ComTech Forum's meeting on SD-WAN will explore virtualizing networks, and disrupting the provisioning of connectivity for enterprise VPNs. MPLS and other services are under threat from this agile new alternative. Join ComTech Forum members, telcos, vendors, and startups meet to learn about SD-WAN and the disruptions and opportunities it presents.
Silicon Valley, California, Sep 2017/Meeting Recap/ Thank you to Orange SV for hosting us in San Francisco, one of the few meetings each year that we bring to the city.
Michael Howard, IHS Markit, kicked off the meeting tracking the beginnings of SD-WAN as enterprises adopting OTT solutions to a future where expected revenue, just for equipment and software is predicted to hit $2.9B by 2021. In their 2017 global survey of operators IHS Markit found that SD-WAN is considered the top service for new revenue (vCPE managed services coming a close second) with agility and security featuring as the most desired benefits within a framework of cost savings. It’s interesting to note that SD-WAN didn’t even feature in their 2016 survey demonstrating the rapid growth in this market! Michael’s presentation prompted a lot of conversation in the room from established operators through to startups discussing pros and cons from SaaS services to public cloud deployments.
Christos Kolias, Orange SV, our Keynote speaker today, posed SD-WAN as ”a killer app for NFV and SDN”. Routing traffic over disparate geographic regions, SD-WAN offers an overlay solution to existing networks, without restrictions of industry standards, while load-balancing traffic across multiple paths. Benefits exist for Services Providers (eg, adding inexpensive capacity, remote deployment, meeting customer’s needs) and especially enterprise Subscribers (eg, easy to add new branch sites, application driven, load balancing) with cost savings for both. Yes, there are deployment challenges notably, selecting the right technology and how to migrate from existing environment to an SD-WAN environment. Christos reiterated IHS Markit’s research that the SD-WAN market is exploding, both with anticipated market size and the number of vendors joining the market. Christos completed his presentation explaining Orange’s offering, going it alone unlike many operators who have chosen to partner with external SD-WAN providers, to be able to offer a highly customizable, fully managed, multivendor solution, at cost effective prices!

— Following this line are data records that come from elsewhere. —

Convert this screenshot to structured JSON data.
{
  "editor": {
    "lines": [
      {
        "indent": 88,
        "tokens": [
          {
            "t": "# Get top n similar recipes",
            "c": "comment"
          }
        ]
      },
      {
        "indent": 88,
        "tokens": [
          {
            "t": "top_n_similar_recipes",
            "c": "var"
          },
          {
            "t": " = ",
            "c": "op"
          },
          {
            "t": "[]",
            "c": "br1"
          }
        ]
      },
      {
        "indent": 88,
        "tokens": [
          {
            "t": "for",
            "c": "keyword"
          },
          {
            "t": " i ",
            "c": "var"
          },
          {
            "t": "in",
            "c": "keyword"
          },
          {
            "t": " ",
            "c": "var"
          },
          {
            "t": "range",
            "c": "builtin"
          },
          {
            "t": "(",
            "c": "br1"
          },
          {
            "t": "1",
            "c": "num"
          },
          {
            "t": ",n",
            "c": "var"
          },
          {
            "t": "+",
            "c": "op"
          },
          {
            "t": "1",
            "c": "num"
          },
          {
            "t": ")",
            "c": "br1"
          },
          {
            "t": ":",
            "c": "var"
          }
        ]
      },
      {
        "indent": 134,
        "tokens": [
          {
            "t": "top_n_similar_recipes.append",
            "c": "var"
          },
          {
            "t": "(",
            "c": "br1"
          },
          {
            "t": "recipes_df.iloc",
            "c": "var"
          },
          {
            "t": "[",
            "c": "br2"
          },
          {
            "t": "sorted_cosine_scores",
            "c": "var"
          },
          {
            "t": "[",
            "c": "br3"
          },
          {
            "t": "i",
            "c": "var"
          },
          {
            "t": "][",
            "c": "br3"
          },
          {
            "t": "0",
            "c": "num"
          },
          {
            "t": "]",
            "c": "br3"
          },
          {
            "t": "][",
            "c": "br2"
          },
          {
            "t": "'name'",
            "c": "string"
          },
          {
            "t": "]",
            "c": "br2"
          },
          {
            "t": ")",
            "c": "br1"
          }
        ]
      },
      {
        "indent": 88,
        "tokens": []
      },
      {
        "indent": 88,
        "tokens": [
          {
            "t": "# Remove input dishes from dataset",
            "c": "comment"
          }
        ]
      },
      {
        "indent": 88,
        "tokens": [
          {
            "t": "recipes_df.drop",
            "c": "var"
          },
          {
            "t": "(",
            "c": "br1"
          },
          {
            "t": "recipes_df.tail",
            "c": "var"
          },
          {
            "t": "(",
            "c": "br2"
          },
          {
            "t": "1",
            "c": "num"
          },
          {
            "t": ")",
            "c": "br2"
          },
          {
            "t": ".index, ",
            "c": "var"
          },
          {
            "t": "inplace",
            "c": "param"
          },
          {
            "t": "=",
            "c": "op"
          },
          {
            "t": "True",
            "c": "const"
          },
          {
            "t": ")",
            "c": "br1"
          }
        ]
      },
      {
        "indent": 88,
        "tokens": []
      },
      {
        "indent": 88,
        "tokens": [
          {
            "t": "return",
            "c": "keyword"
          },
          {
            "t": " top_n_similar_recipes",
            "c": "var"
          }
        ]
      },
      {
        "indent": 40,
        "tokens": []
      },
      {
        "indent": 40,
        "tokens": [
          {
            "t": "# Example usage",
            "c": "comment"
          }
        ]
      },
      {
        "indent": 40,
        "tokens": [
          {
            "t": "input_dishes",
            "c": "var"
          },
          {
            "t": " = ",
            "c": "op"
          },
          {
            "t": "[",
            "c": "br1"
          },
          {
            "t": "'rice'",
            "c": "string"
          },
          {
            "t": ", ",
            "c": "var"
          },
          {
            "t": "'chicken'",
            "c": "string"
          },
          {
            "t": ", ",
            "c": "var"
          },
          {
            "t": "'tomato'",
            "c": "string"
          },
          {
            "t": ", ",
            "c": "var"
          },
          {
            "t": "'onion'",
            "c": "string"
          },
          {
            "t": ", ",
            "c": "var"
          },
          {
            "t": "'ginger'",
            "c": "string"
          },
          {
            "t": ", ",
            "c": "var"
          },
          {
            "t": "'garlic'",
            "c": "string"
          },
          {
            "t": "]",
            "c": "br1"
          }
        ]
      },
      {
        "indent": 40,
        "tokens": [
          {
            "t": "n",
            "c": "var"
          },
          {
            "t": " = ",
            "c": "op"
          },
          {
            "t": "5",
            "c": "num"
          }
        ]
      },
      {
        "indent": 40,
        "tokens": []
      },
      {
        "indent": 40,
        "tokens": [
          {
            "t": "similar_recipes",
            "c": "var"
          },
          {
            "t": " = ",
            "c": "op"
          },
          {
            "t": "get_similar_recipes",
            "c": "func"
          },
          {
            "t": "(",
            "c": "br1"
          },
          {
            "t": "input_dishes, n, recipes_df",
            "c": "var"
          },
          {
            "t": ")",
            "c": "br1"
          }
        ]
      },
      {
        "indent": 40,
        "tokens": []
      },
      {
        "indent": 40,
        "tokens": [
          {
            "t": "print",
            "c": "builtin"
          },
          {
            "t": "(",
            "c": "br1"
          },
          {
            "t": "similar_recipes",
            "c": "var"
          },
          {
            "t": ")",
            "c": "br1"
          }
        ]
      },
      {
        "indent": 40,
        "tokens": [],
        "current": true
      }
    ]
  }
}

A key question from the floor following Christos’ presentation was how entrepreneurs might exploit the market. Christos’ recommendation? Given the SD-WAN space is congested, entrepreneurs should focus on software introducing new, desirable, customer services.
Discussing the Pros and Cons of SD-WAN, JL Valente of Cisco, Wayne Cheung of Juniper Networks, Donna Johnson of Citrix and Rob McBride of Versa Networks discussed the “hot button” of SD-WAN and how it fits into existing network solutions, and the benefits to both enterprises and service providers:
SD-WAN means the network is defined and changed in software, which means it can be controlled by software. AI can then actually affect changes so that the network becomes self-provisioning.
With the huge segmentation of the market, SD-WAN offers the ability to provision new services faster, fewer truck rolls, flexible service packages.
With everyone working from the same platform, differentiation becomes the challenge. And of course, the fact that Enterprise Customers may no longer rely just on one ISP for connectivity.
Finding the “single throat to choke” and deciding whether to partner with multiple vendors or a single vendor offering managed services. SD-WAN can simplify one area only to complicate operations in another area.
SD-WAN offers the customer visibility in their own networks.
Early adopters had the DIY approach but as the technology develops, more enterprises are looking towards managed services.
SD-WAN has become a term encompassing all networking functions potentially to confusing the market and delaying adoption. By focusing on the outcome, with SD-WAN as all or part of the solution, enterprises can “integrations gone wrong”.
Moderator Derek Kerton wondered aloud if an incumbent or a vendor might want to offer a solution directly aimed at an enterprise pain point, and offer “One Throat To Choke As A Service” (OTTC-aaS), as a serious consideration. Providing such a service would be costly, but would address a real need, and provide revenue from an ongoing service.
Following the panel, 6 startups took to the stage to pitch their solutions:
As always, members can find today’s agenda, attendee list, presentations and photos from the day on the member library. Elevator pitches from the startups and enterprises demoing at today’s meeting are below: